  • Not All Site Features Turn Online Shoppers Into Buyers PricewaterhouseCoopers, March 6, 2001
    A survey of 547 Internet users in January of this year found that over three-quarters of the respondents use search features (77%). Search functionality is considered the most important feature for online shopping by 43%, beating product information (40%), when choosing where to shop: both features led customer service, personalization and wish lists in selecting sites. When deciding what to buy, search functions also pay an important role, although enlarged product images, availability and comparison guides are more directly involved.
  • Revving Up the Search Engines to Keep the E-Aisles Clear New York Times, February 28, 2001 by Lisa Guernsey (registration may be required to read this article)
    Discusses the difficulty of locating items in online stores, referring to the Forrester report of last spring. Describes the use of thesaurus tools for synonym searching and taking advantage of database structure in online stores. Quotes the vendors Mercado, which provides search for WebVan and Tower Records, and EasyAsk, as well as the chief scientist at Verity.
  • Building Web Sites With Depth Web Techniques, February 2001 by Jakob Nielsen and Marie Tahir
    In a discussion of e-commerce sites, these analysts point out that search engines are an area that could be a strength of online business, but are generally a waste of time. They recommend making sure that the search engine covers the "nonproduct needs" such as how to pay, check a gift registry, and return items. They suggest designing thoughtful results, especially when there is no item that matches a search exactly (see our report on No Matches Pages). Another way to reduce the number of results is winnowing, allowing users to narrow down the list.

  • NNGroup report on e-commerce search engines NNGroup.com, late 2000
    focusing on user experience. It says very much the same things we've been saying about search forms, results pages and search failures. Includes some solid test data backing up the recommendations to use a search box, recognize synonyms, accept various operators and errors, show helpful results metadata, explain results, handle search failure, and perform extensive search log analysis. Well worth the $45 to download the PDF report. See also Search Tools Report on Search User Interface and User Experience.
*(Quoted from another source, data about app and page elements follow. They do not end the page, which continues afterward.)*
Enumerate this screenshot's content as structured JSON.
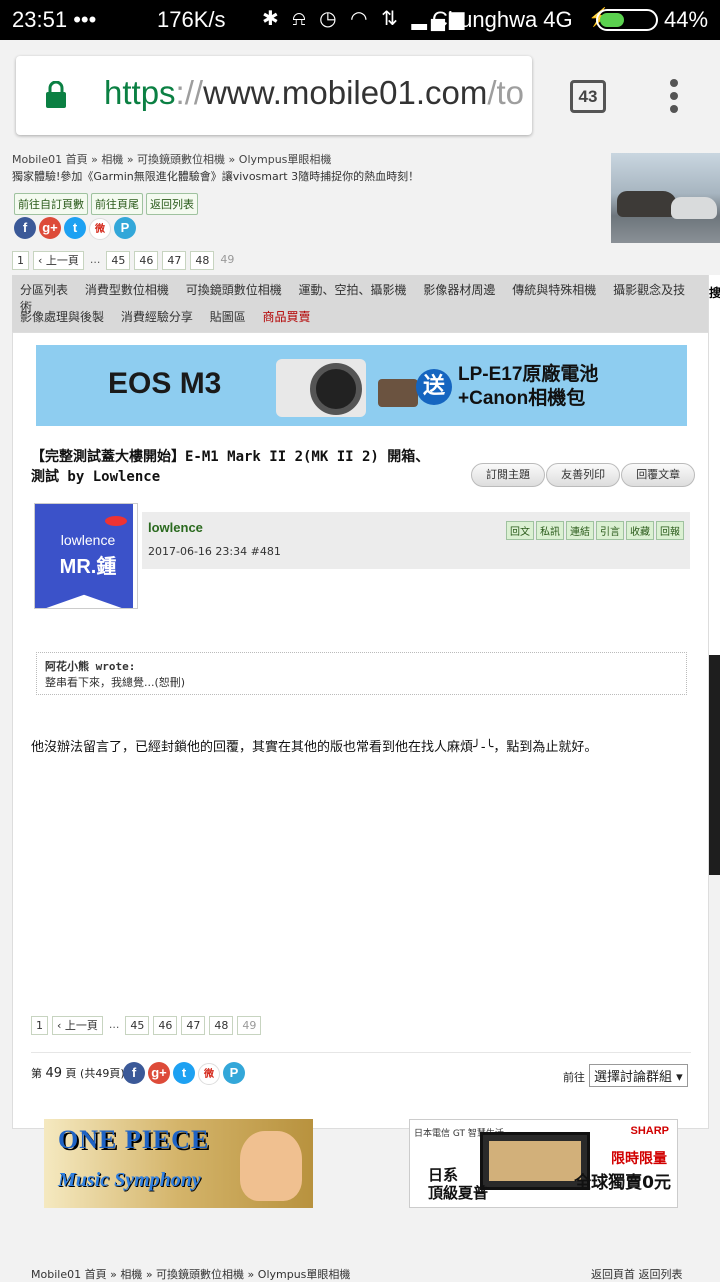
{
  "status_bar": {
    "time": "23:51",
    "dots": "•••",
    "speed": "176K/s",
    "icons": "✱ ⍾ ◷ ◠ ⇅ ▂▄▆",
    "carrier": "Chunghwa 4G",
    "charging": "⚡",
    "battery_level": 0.44,
    "battery": "44%"
  },
  "browser": {
    "url_scheme": "https",
    "url_sep": "://",
    "url_host": "www.mobile01.com",
    "url_path": "/to",
    "tab_count": "43"
  },
  "breadcrumb_top": [
    "Mobile01 首頁",
    "»",
    "相機",
    "»",
    "可換鏡頭數位相機",
    "»",
    "Olympus單眼相機"
  ],
  "promo_text": "獨家體驗!參加《Garmin無限進化體驗會》讓vivosmart 3隨時捕捉你的熱血時刻！",
  "nav_buttons": [
    "前往自訂頁數",
    "前往頁尾",
    "返回列表"
  ],
  "social_icons": [
    {
      "name": "facebook-icon",
      "glyph": "f",
      "color": "#3b5998"
    },
    {
      "name": "google-plus-icon",
      "glyph": "g+",
      "color": "#dd4b39"
    },
    {
      "name": "twitter-icon",
      "glyph": "t",
      "color": "#1da1f2"
    },
    {
      "name": "weibo-icon",
      "glyph": "微",
      "color": "#ffffff"
    },
    {
      "name": "plurk-icon",
      "glyph": "P",
      "color": "#33a7d9"
    }
  ],
  "pagination": {
    "first": "1",
    "prev": "‹ 上一頁",
    "ellipsis": "...",
    "pages": [
      "45",
      "46",
      "47",
      "48"
    ],
    "current": "49"
  },
  "categories_row1": [
    "分區列表",
    "消費型數位相機",
    "可換鏡頭數位相機",
    "運動、空拍、攝影機",
    "影像器材周邊",
    "傳統與特殊相機",
    "攝影觀念及技術"
  ],
  "categories_row2": [
    "影像處理與後製",
    "消費經驗分享",
    "貼圖區"
  ],
  "categories_hot": "商品買賣",
  "right_col_text": "搜",
  "banner": {
    "model": "EOS M3",
    "song": "送",
    "offer_line1": "LP-E17原廠電池",
    "offer_line2": "+Canon相機包"
  },
  "thread_title": "【完整測試蓋大樓開始】E-M1 Mark II 2(MK II 2) 開箱、測試 by Lowlence",
  "thread_actions": [
    "訂閱主題",
    "友善列印",
    "回覆文章"
  ],
  "avatar": {
    "line1": "lowlence",
    "line2": "MR.鍾"
  },
  "post": {
    "username": "lowlence",
    "datetime": "2017-06-16 23:34",
    "floor": "#481",
    "ops": [
      "回文",
      "私訊",
      "連結",
      "引言",
      "收藏",
      "回報"
    ]
  },
  "quote": {
    "author": "阿花小熊 wrote:",
    "text": "整串看下來，我總覺...(恕刪)"
  },
  "post_body": "他沒辦法留言了，已經封鎖他的回覆，其實在其他的版也常看到他在找人麻煩╯-╰，點到為止就好。",
  "page_info": {
    "prefix": "第",
    "page": "49",
    "suffix": "頁 (共49頁)"
  },
  "goto": {
    "label": "前往",
    "select": "選擇討論群組",
    "arrow": "▾"
  },
  "ads": {
    "onepiece_line1": "ONE PIECE",
    "onepiece_line2": "Music Symphony",
    "sharp_brand": "SHARP",
    "sharp_gt": "日本電信 GT 智慧生活",
    "sharp_left": "日系\n頂級夏普",
    "sharp_right1": "限時限量",
    "sharp_right2": "全球獨賣0元"
  },
  "breadcrumb_bottom": [
    "Mobile01 首頁",
    "»",
    "相機",
    "»",
    "可換鏡頭數位相機",
    "»",
    "Olympus單眼相機"
  ],
  "footer_links": [
    "返回頁首",
    "返回列表"
  ]
}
  • Must Search Stink? Forrester Report, June 2000 by Paul Hagen
    Focussed on ecommerce and B2B sites, this report describes the importance of site searching, and the problems with standard search engines. They emphasize that a simple term frequency algorithm for relevance rankings will often fail to return the best matches at the top of the list. It also points out how important content management, metadata and information architecture is for good search results.

    Recommendations include building a vocabulary and synonym listings so that searches for a specific term will find pages with all variants and equivalent terms, improving content management, and implementing good user interfaces to the search engine. They even have a section on the benefits of fixing search, showing how it makes bottom-line sense.
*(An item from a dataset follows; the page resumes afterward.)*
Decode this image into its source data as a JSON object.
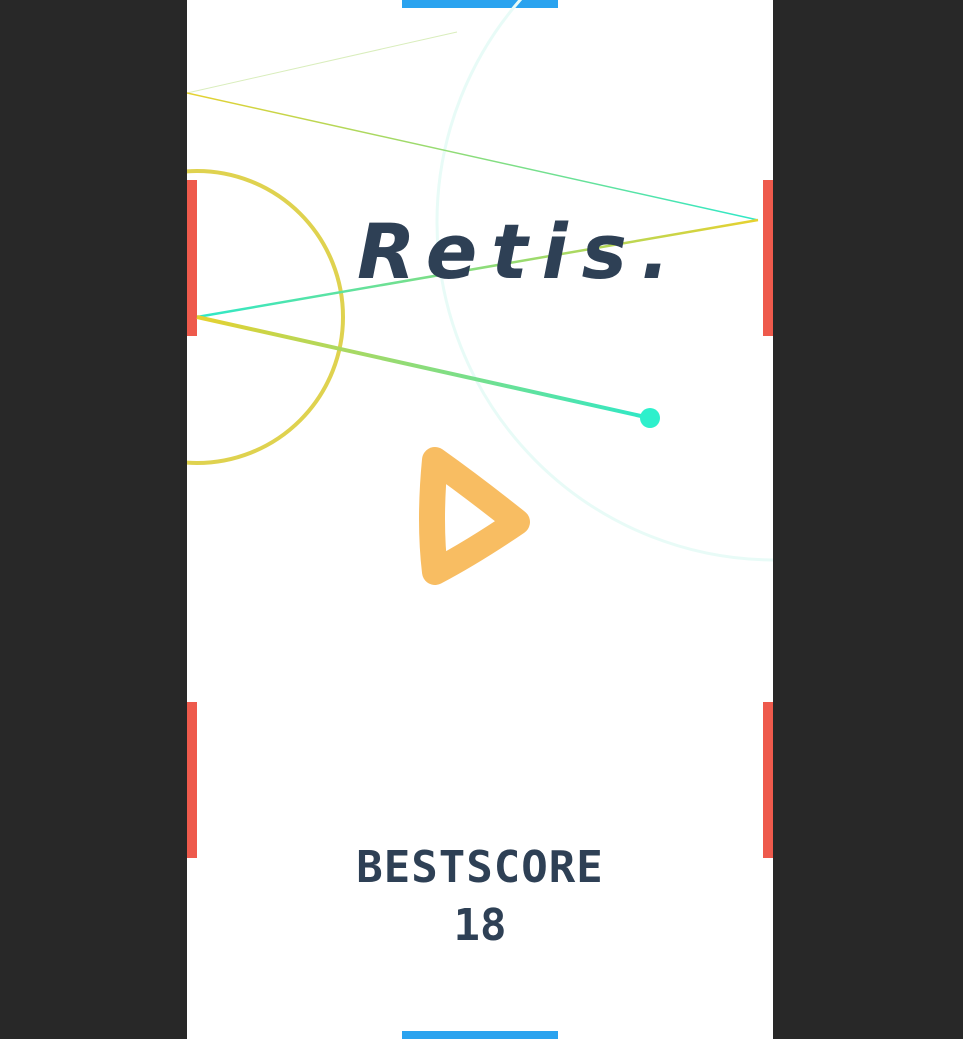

    Cost of search, mainly for e-commerce sites, is given at $150,000 for a search engine, $150,000 to integrate with existing databases and $60,000 for user interface and testing, along with an estimate of $4 per page or item for page titles, descriptions, removing duplicates and creating a controlled vocabulary.
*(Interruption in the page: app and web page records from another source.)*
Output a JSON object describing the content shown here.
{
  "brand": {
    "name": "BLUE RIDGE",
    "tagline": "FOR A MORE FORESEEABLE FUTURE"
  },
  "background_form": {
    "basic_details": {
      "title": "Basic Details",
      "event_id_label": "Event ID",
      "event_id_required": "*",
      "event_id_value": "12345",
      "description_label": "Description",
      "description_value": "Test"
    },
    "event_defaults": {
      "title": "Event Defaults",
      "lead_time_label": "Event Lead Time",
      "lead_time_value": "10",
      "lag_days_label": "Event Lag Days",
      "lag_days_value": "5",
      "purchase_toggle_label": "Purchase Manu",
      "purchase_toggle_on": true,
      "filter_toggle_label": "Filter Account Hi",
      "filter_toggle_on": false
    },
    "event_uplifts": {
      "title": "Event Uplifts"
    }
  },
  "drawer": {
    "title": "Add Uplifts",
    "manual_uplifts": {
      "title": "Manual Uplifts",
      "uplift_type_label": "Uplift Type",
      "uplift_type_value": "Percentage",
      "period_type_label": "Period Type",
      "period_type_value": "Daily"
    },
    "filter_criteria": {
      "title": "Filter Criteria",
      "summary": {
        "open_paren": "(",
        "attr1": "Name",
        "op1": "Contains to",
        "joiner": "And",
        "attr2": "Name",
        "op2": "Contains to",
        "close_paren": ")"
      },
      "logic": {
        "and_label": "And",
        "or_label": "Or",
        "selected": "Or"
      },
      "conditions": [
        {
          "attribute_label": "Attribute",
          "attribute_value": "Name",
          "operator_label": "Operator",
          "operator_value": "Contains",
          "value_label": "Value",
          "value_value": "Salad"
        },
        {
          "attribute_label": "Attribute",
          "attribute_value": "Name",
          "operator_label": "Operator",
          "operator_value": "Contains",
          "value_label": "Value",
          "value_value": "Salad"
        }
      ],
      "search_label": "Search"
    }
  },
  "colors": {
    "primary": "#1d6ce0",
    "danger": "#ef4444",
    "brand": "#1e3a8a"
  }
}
    SearchTools Analysis of the Forrester Report

    I like this report a lot: it's clear on how important site search is and how traditional algorithms fail to retrieve and sort the results well. However, they don't emphasize the special issues that may arise in searching structured data (such as product catalogs), and they mix up retrieving relevant items with ranking (so that the relevant items appear on the first page). In addition, they don't understand how much people like a simple search field -- it's a Web convention that is now inescapable. And the cost is appropriate for a large e-commerce site, rather than a smaller or simpler site, such as an online magazine, small store, or corporate site.


Commerce Search Engines